#### WHAT THE TASK ASKS:
Pick out all lines with the word "không" from the records that follow.

#### Element data from apps and pages:
- Opening Delimiter -

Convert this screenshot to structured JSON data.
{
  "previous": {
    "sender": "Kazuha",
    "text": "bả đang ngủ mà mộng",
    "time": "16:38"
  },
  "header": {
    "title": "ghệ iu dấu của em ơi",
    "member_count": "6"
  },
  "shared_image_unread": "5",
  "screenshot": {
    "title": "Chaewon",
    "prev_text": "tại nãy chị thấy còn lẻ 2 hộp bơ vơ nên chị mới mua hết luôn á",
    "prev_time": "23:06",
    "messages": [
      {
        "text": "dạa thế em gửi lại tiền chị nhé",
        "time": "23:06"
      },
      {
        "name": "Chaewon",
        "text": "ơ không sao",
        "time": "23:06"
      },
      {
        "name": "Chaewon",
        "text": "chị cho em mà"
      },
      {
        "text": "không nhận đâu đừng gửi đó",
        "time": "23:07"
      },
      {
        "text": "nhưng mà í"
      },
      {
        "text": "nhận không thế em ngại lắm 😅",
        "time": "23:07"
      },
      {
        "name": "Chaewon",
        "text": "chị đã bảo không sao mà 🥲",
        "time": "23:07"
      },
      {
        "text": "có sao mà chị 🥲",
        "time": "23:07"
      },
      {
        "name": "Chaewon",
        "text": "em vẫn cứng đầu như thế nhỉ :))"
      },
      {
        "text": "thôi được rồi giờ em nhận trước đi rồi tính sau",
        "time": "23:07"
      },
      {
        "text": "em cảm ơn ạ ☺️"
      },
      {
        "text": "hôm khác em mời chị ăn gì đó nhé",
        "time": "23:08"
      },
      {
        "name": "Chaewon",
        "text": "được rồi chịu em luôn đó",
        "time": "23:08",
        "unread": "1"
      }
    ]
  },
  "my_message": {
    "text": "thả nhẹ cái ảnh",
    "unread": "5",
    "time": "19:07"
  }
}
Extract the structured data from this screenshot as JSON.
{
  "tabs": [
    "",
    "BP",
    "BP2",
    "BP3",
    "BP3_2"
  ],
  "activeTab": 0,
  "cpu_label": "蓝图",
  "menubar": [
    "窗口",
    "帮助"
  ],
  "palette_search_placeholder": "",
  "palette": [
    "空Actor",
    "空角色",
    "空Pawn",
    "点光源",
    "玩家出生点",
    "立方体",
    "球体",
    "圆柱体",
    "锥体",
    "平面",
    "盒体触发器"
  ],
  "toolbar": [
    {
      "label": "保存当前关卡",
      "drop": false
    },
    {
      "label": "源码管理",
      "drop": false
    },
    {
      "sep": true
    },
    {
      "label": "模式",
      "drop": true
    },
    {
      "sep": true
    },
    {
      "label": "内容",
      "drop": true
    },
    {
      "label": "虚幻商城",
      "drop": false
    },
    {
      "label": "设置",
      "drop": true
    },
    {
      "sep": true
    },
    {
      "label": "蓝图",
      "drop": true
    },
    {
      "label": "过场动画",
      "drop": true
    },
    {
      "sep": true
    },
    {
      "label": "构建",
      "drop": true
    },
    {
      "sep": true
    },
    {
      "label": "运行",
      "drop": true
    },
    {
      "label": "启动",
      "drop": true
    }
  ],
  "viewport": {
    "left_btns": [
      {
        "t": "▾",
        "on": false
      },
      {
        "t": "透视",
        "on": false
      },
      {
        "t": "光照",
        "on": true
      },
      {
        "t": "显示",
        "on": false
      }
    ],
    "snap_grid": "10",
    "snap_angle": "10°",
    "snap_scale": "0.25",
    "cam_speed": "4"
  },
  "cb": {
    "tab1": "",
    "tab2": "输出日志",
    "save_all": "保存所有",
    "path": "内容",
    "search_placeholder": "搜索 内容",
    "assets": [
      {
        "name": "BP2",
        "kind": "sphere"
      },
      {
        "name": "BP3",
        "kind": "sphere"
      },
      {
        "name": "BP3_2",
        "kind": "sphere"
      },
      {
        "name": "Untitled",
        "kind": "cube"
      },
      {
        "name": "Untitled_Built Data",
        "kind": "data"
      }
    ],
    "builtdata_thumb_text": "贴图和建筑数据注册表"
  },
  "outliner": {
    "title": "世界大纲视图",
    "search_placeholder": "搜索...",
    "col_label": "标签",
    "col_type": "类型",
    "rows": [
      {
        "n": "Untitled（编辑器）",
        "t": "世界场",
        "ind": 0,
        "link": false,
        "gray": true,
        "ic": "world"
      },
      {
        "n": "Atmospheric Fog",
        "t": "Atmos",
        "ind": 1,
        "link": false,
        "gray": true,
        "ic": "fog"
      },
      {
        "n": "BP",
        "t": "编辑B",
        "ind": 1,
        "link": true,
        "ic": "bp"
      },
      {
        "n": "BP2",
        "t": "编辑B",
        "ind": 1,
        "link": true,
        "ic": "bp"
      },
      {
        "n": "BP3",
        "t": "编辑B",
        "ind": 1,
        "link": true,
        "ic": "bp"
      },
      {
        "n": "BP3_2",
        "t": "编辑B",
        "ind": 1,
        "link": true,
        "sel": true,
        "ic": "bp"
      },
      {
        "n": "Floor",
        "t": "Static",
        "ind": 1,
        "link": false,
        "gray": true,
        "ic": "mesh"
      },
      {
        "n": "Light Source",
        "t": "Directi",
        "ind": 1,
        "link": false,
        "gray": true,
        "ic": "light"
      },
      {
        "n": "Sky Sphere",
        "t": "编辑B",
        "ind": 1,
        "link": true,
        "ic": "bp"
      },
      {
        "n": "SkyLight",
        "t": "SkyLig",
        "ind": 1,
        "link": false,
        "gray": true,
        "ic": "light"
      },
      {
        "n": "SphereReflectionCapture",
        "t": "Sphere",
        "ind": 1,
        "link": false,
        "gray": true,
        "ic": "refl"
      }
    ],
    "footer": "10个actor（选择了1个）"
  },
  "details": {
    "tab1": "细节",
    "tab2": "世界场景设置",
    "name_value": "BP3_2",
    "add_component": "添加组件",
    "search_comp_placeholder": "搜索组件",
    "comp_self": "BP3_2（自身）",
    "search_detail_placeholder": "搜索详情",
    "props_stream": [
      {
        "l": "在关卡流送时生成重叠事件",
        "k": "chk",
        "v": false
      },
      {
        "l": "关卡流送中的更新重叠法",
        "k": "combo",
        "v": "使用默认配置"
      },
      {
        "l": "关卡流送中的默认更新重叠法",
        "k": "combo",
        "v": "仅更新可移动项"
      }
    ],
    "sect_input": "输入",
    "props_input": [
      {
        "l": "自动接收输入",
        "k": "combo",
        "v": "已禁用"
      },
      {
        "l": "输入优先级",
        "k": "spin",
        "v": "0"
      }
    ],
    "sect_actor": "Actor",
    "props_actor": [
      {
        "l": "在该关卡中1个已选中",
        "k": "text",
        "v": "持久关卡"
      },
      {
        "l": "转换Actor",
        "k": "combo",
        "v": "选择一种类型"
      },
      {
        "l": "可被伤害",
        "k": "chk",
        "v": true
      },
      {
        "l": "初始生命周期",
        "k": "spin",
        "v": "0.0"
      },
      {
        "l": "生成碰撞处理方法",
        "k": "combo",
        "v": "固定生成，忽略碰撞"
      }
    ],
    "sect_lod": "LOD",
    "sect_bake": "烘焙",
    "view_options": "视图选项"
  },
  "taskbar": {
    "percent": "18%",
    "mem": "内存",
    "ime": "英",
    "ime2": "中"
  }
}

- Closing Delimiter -

#### RESPONSE TO THE EXERCISE:
        "text": "ơ không sao",
        "text": "không nhận đâu đừng gửi đó",
        "text": "nhận không thế em ngại lắm 😅",
        "text": "chị đã bảo không sao mà 🥲",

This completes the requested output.